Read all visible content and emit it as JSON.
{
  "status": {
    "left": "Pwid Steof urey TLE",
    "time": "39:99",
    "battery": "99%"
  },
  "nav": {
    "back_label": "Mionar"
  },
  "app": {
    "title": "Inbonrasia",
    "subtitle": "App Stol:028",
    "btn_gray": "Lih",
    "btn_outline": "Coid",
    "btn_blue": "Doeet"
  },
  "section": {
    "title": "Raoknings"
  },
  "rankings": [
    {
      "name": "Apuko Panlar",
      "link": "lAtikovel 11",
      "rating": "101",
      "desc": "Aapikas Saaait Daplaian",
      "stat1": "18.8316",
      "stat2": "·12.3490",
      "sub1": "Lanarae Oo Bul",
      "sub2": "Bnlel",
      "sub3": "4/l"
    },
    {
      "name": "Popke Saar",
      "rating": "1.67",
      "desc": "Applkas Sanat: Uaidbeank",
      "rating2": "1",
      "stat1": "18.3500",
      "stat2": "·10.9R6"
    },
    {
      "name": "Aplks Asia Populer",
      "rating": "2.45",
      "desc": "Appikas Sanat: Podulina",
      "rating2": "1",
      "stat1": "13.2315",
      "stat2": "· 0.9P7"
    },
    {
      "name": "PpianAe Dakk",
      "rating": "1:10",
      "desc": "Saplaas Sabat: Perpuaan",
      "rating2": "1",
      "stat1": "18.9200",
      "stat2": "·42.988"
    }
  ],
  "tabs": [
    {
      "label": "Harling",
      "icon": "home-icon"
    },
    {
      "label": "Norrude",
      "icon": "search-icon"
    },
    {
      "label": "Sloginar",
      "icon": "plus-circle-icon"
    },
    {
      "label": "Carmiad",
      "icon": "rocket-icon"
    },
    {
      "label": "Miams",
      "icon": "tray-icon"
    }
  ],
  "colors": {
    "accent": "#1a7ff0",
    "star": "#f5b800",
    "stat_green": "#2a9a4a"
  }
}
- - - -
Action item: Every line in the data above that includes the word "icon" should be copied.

Exercise result:
      "icon": "home-icon"
      "icon": "search-icon"
      "icon": "plus-circle-icon"
      "icon": "rocket-icon"
      "icon": "tray-icon"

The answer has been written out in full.